Jan Meisels Allen
 

The Institute for Jewish Policy Research says the number of Jewish people in Europe has gone done by 60 percent in the past 50 years.

The report says this is mostly due to the exodus from the former Soviet Union which collapsed in 1951.

 

Populations drooped drastically in Russia and Ukraine, but increased in Austria, Germany, Portugal, and Spain. Some 70,000 Israeli-born Jews have also moved to Europe.

 

Jews, whose continuous presence on the continent has lasted for more than 2,200 years.

 

The report looks at three major territorial divisions:

  • the EU with its 27 member states;
  • the former republics of the Soviet Union in Europe, (noting that the three Baltic republics of Estonia, Latvia and Lithuania are already included among the EU 27); and
  • the balance of other countries in Europe located in part in western Europe with the prominent presence of the UK, and, in part, the Balkans.

 

The operational limits of Europe adopted in this report include the conventional geographical definition of the continent from Lisbon to Vladivostok, as well as two countries sometimes classified as part of Asia.

One is Cyprus, which is included as it is a member of the European Union. The other is Turkey, which has been included because a clear majority of its Jewish population lives in the European part of the country,

namely the neighborhoods of the Istanbul metropolitan area west of the Bosporus.
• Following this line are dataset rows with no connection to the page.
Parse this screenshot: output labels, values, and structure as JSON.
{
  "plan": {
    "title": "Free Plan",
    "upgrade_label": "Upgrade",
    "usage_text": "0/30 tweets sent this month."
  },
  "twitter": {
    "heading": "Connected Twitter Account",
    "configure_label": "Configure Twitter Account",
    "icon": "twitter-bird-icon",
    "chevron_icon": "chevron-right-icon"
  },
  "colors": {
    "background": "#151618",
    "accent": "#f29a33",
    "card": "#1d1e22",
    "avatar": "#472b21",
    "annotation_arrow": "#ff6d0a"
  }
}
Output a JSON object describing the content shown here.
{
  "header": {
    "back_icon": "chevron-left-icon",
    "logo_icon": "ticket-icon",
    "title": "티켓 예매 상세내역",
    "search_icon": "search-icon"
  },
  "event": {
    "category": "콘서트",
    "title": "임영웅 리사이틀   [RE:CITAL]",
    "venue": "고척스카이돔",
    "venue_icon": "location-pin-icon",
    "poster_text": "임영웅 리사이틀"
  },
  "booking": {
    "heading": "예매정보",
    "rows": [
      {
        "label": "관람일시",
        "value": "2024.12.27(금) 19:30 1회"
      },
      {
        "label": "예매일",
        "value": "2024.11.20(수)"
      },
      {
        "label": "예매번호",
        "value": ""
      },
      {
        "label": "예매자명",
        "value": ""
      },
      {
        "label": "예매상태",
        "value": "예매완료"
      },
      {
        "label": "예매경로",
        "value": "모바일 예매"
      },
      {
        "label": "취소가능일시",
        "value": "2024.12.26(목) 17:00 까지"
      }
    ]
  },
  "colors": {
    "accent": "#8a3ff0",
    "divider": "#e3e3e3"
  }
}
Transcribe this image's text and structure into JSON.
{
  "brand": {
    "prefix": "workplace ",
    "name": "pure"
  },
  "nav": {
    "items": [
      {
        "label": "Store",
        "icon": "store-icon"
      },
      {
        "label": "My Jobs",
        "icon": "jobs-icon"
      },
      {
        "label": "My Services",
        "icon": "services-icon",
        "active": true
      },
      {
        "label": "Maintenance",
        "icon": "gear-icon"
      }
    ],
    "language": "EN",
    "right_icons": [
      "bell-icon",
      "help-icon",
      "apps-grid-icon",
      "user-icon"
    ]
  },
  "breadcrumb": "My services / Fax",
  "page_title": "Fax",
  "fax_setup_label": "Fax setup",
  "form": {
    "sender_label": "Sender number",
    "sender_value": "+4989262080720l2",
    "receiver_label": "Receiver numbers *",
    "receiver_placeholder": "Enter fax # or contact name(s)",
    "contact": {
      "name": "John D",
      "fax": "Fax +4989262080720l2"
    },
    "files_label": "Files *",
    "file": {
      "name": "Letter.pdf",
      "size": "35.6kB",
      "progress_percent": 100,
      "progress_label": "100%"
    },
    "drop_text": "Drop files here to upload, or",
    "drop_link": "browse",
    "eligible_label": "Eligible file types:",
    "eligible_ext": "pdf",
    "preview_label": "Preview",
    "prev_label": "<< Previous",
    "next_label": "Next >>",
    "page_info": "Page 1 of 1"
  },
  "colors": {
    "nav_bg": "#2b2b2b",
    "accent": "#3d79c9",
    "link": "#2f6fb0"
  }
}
Similarly, the entire Russian Republic is included in the population estimates, including Jews who live in areas actually

located in Asia beyond the Ural Mountains.

 

The Institute for Jewish Policy Research is a London-based research organization, consultancy and think-tank.


To read the report go to: https://www.jpr.org.uk/documents/JPR_2020.Jews_in_Europe_at_the_turn_of_the_Millennium.pdf

 

Jan Meisels Allen

Chairperson, IAJGS Public Records Access Monitoring Committee

 


YaleZuss@...
 

The Soviet Union collapsed in 1991, not 1951.

Yale Zussman